Much of good sense and more that is nonsensical has been written about furniture. observation tends to justify belief that in general effect the nonsense has proved more potent than its antithesis.
Originality has been preached, and we have seen the result in abnormalities that conform to no conception of artistic or practical quality ever recognized. Antique models have been glorified, with a sequence of puny, spiritless imitations. Simplicity has been extolled, and we find the word interpreted in clumsiness and crudity. Delicacy of outline has been urged, and we triumph in the further accomplishments of flimsiness and hopeless triviality.
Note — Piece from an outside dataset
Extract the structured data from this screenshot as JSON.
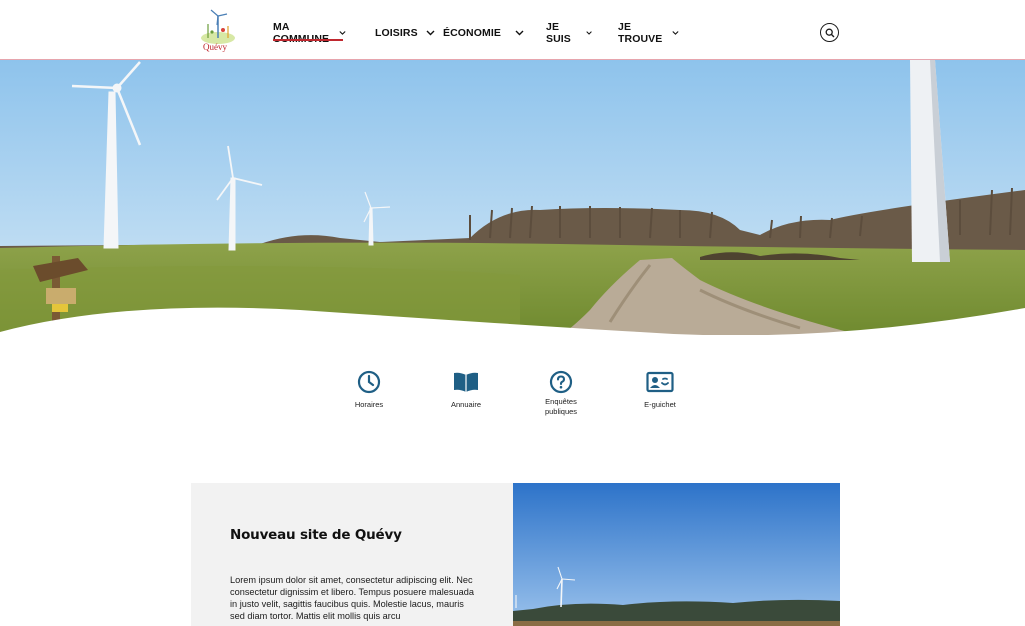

And yet through all that has been preached, through all that has been executed, there runs a vein of truth. Each age should express itself, not merely the thought of centuries past; still, it can expect to do little more than take from antecedent cycles those features that will best serve the present, adding an original touch here and there. So far, then, as we find in the furniture of the Georgian period, or of Louis Quinze, or even of the ancient Greeks, such suggestions as will help us to live this twentieth-century life more comfortably and agreeably, we may with good conscience borrow or imitate.